So we have picked out a few fruits and veggies, passed by the seafood, stopped at the butcher (where I recognize most everything even if I can't say it or want to buy it ... like tongue and other organs that I can't truly appreciate).  Now we're headed for the dairy area and the dry goods.    If you saw this item on the shelf, what would you think is in the package?

If you said MILK ...  you would be correct.  Milk  is packaged in several differnt forms.  These bags contain about 1 cup of fresh, whote, vitamin D milk.  The colorful bags give shoppers a clue as to the "flavor" ... one can have 
plain (blue), chocolate (brown), purple (walnut), green (coconut) ... and there is one other that I can't think of it right now.  These little packets can also be bought by the case (left) -- the case comes with a nifty little carry bag!  One frequently sees children with a straw poked in the bag ... in fact the university students do the same.  Milk also comes in 1 liter boxes ...  UHT (ultra high termperature) and can remain unrefrigerated for a VERY long time.  When opened, it is then refrigerated.  We buy the dancing cow (pink), which designated low-fat milk.

Whew, we're almost done.  Of course, being in China.  We better pick up some rice.  I think Steve provided a previous image of me bagging up about 3 pounds of loose rice when we found it on special one day.  Rice is usually bought in much greater quantities -- I'd say 5 pounds minimum.  Some bags are so large we couldn't get them out of the store between the 2 of us.  We usually buy loose, brown rice and purchase about 2 pounds at a time.  We have a nifty little rice cooker that we call "Miss Piggy"  ... visual detals to follow. 

A few other details to complete your shopping experience.  

I was VERY happy to see that there is a big campaign in progress to encourage shoppers to bring their own shopping bags ... and most do.  If one forgets, it is possible to purchase a plastic bag at checkout ... 2 cents.  In large department stores (no supermarkets), the shopper usually 1) selects the item for purchase, 2) the clerk writes it up on a carbon receipt, 3) the shopper takes it to a central cashier (several on every floor) and pays, 4) the cashier multi-stamps (red ink) one of the carbons, 5) shopper takes carbon back to clerk to retrieve item.  Why do things the easy way?
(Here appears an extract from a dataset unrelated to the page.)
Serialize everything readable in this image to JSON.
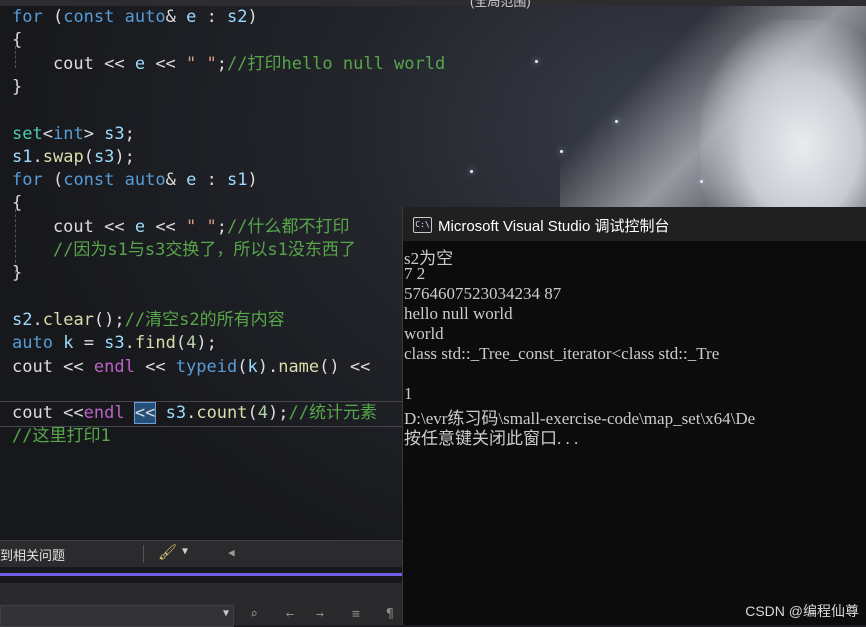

The concept of customer service is alive and well here in China.  In the above scenario, when one is looking for an item to purchase, it is not uncommon to find 2-3 clerks in one single aisle offering assistance.  In our case, much of their energy is wasted because we cannot understand the nuances they are describing.  On the other hand, when we have purchased electrical items, the clerk takes it out of the box, shows you that all the parts are there, PLUGS the item into the wall to demonstrate that it actually does work!!!!  In the case of a light, the clerk retrieves a lightbulb to perform that function as well.  Can you imagine that happening in a US store???

I don't know about you, but I'm exhausted.  Time to catch the 101 bus home with my 3 tote bags.  I'll be back day after tomorrow because the goods are fresh, the refrigerator is small, and the tummies are hungry.

Don't forget to check out the answers to advertising quiz!